Your objective
From the entries below, copy out every line with "this" in it.

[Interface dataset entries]
----
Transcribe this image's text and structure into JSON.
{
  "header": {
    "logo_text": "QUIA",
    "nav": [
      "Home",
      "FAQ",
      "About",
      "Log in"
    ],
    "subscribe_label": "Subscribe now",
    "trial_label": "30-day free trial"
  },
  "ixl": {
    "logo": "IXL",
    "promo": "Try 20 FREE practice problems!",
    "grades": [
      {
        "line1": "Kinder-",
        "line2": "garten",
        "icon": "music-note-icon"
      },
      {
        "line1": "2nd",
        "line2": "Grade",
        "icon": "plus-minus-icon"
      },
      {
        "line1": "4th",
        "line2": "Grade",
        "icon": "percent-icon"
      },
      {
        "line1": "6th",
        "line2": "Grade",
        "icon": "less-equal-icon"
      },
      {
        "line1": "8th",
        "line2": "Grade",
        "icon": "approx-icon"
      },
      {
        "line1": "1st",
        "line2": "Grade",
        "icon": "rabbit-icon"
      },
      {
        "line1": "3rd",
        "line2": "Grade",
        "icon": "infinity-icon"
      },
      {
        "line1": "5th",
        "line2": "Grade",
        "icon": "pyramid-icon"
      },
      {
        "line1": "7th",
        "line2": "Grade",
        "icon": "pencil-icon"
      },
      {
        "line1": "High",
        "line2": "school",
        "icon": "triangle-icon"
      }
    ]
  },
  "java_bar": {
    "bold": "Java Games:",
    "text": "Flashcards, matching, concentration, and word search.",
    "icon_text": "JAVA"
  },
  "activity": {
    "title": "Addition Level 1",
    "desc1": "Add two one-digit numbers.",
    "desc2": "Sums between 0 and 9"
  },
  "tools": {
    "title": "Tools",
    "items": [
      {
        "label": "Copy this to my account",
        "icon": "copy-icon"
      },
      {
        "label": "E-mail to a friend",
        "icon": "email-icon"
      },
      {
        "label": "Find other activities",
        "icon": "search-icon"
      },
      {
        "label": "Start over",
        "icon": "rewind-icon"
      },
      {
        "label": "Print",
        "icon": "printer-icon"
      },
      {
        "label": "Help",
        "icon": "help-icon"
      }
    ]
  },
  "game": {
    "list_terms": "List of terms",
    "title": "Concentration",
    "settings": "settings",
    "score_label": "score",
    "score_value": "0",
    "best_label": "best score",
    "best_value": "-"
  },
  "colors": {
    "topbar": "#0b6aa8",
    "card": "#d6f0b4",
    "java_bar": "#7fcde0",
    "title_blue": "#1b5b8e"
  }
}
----
Task solution
Transcribe this image's text and structure into JSON.
        "label": "Copy this to my account",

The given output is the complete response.